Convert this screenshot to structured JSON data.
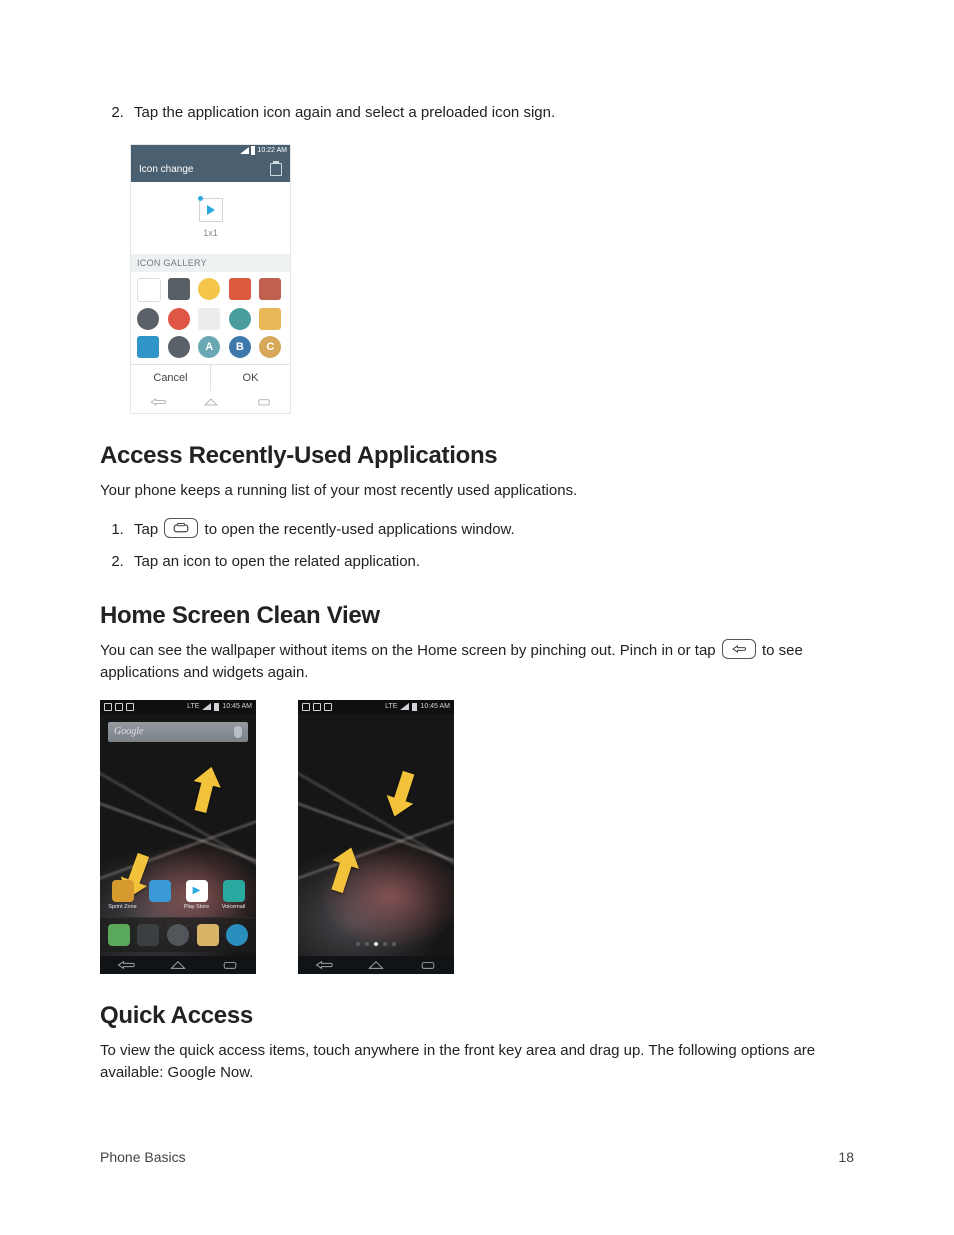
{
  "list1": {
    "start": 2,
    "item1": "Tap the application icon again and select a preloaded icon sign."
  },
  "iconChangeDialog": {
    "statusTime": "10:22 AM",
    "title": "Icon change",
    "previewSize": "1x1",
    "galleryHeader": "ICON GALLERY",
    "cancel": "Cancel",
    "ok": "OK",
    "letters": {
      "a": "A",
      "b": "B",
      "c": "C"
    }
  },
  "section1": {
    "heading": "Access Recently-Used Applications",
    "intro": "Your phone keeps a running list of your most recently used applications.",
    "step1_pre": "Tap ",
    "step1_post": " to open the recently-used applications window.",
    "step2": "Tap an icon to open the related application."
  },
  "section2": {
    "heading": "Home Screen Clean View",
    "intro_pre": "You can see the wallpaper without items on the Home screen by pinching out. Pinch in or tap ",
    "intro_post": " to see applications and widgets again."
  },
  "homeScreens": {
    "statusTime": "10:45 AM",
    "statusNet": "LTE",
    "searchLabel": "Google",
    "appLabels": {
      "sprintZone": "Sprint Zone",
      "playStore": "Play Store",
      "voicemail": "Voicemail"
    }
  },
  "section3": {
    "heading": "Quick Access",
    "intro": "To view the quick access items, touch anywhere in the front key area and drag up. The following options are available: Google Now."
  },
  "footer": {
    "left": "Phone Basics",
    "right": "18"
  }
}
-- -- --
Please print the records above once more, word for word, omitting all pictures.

# Response:
Convert this screenshot to structured JSON data.
{
  "list1": {
    "start": 2,
    "item1": "Tap the application icon again and select a preloaded icon sign."
  },
  "iconChangeDialog": {
    "statusTime": "10:22 AM",
    "title": "Icon change",
    "previewSize": "1x1",
    "galleryHeader": "ICON GALLERY",
    "cancel": "Cancel",
    "ok": "OK",
    "letters": {
      "a": "A",
      "b": "B",
      "c": "C"
    }
  },
  "section1": {
    "heading": "Access Recently-Used Applications",
    "intro": "Your phone keeps a running list of your most recently used applications.",
    "step1_pre": "Tap ",
    "step1_post": " to open the recently-used applications window.",
    "step2": "Tap an icon to open the related application."
  },
  "section2": {
    "heading": "Home Screen Clean View",
    "intro_pre": "You can see the wallpaper without items on the Home screen by pinching out. Pinch in or tap ",
    "intro_post": " to see applications and widgets again."
  },
  "homeScreens": {
    "statusTime": "10:45 AM",
    "statusNet": "LTE",
    "searchLabel": "Google",
    "appLabels": {
      "sprintZone": "Sprint Zone",
      "playStore": "Play Store",
      "voicemail": "Voicemail"
    }
  },
  "section3": {
    "heading": "Quick Access",
    "intro": "To view the quick access items, touch anywhere in the front key area and drag up. The following options are available: Google Now."
  },
  "footer": {
    "left": "Phone Basics",
    "right": "18"
  }
}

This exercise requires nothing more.